Interface dataset entries
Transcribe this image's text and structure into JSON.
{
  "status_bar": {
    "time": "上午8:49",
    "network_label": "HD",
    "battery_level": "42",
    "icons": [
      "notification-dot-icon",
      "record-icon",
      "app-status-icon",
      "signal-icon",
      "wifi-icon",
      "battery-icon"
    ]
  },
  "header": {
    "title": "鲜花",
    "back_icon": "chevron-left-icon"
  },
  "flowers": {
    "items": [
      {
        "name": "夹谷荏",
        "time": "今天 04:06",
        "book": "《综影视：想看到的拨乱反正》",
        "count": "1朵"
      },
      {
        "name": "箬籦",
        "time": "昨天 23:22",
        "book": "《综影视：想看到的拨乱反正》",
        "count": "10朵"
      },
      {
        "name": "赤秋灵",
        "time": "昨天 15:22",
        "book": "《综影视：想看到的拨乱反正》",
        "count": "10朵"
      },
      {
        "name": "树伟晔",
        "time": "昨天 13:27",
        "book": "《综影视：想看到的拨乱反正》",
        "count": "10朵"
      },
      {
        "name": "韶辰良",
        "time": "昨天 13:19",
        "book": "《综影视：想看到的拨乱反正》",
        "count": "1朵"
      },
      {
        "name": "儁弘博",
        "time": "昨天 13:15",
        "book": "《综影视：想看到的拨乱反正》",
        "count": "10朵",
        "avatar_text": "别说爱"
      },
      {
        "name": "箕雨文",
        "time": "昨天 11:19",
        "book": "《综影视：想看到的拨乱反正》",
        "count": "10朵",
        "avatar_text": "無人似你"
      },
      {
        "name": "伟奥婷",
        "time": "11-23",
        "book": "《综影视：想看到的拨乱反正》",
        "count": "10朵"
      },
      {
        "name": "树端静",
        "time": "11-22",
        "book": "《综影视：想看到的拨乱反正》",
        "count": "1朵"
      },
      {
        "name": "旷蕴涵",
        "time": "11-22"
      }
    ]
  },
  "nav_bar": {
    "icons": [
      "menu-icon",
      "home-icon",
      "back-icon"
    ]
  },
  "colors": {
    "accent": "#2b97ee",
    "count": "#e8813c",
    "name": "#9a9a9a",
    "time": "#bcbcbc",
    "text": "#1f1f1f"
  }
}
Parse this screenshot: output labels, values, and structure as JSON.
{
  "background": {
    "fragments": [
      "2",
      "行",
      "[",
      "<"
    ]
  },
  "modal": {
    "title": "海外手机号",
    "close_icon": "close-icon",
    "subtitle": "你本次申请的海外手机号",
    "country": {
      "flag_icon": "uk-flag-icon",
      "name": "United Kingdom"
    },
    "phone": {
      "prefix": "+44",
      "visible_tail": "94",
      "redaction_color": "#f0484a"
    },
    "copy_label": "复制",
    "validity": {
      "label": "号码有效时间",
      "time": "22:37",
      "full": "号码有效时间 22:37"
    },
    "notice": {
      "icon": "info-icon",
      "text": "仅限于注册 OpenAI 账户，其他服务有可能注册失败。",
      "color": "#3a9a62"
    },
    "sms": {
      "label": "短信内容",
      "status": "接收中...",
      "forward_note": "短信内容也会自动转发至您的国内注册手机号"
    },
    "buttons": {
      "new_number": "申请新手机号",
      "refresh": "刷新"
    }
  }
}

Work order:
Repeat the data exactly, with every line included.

Response area:
Transcribe this image's text and structure into JSON.
{
  "status_bar": {
    "time": "上午8:49",
    "network_label": "HD",
    "battery_level": "42",
    "icons": [
      "notification-dot-icon",
      "record-icon",
      "app-status-icon",
      "signal-icon",
      "wifi-icon",
      "battery-icon"
    ]
  },
  "header": {
    "title": "鲜花",
    "back_icon": "chevron-left-icon"
  },
  "flowers": {
    "items": [
      {
        "name": "夹谷荏",
        "time": "今天 04:06",
        "book": "《综影视：想看到的拨乱反正》",
        "count": "1朵"
      },
      {
        "name": "箬籦",
        "time": "昨天 23:22",
        "book": "《综影视：想看到的拨乱反正》",
        "count": "10朵"
      },
      {
        "name": "赤秋灵",
        "time": "昨天 15:22",
        "book": "《综影视：想看到的拨乱反正》",
        "count": "10朵"
      },
      {
        "name": "树伟晔",
        "time": "昨天 13:27",
        "book": "《综影视：想看到的拨乱反正》",
        "count": "10朵"
      },
      {
        "name": "韶辰良",
        "time": "昨天 13:19",
        "book": "《综影视：想看到的拨乱反正》",
        "count": "1朵"
      },
      {
        "name": "儁弘博",
        "time": "昨天 13:15",
        "book": "《综影视：想看到的拨乱反正》",
        "count": "10朵",
        "avatar_text": "别说爱"
      },
      {
        "name": "箕雨文",
        "time": "昨天 11:19",
        "book": "《综影视：想看到的拨乱反正》",
        "count": "10朵",
        "avatar_text": "無人似你"
      },
      {
        "name": "伟奥婷",
        "time": "11-23",
        "book": "《综影视：想看到的拨乱反正》",
        "count": "10朵"
      },
      {
        "name": "树端静",
        "time": "11-22",
        "book": "《综影视：想看到的拨乱反正》",
        "count": "1朵"
      },
      {
        "name": "旷蕴涵",
        "time": "11-22"
      }
    ]
  },
  "nav_bar": {
    "icons": [
      "menu-icon",
      "home-icon",
      "back-icon"
    ]
  },
  "colors": {
    "accent": "#2b97ee",
    "count": "#e8813c",
    "name": "#9a9a9a",
    "time": "#bcbcbc",
    "text": "#1f1f1f"
  }
}
Parse this screenshot: output labels, values, and structure as JSON.
{
  "background": {
    "fragments": [
      "2",
      "行",
      "[",
      "<"
    ]
  },
  "modal": {
    "title": "海外手机号",
    "close_icon": "close-icon",
    "subtitle": "你本次申请的海外手机号",
    "country": {
      "flag_icon": "uk-flag-icon",
      "name": "United Kingdom"
    },
    "phone": {
      "prefix": "+44",
      "visible_tail": "94",
      "redaction_color": "#f0484a"
    },
    "copy_label": "复制",
    "validity": {
      "label": "号码有效时间",
      "time": "22:37",
      "full": "号码有效时间 22:37"
    },
    "notice": {
      "icon": "info-icon",
      "text": "仅限于注册 OpenAI 账户，其他服务有可能注册失败。",
      "color": "#3a9a62"
    },
    "sms": {
      "label": "短信内容",
      "status": "接收中...",
      "forward_note": "短信内容也会自动转发至您的国内注册手机号"
    },
    "buttons": {
      "new_number": "申请新手机号",
      "refresh": "刷新"
    }
  }
}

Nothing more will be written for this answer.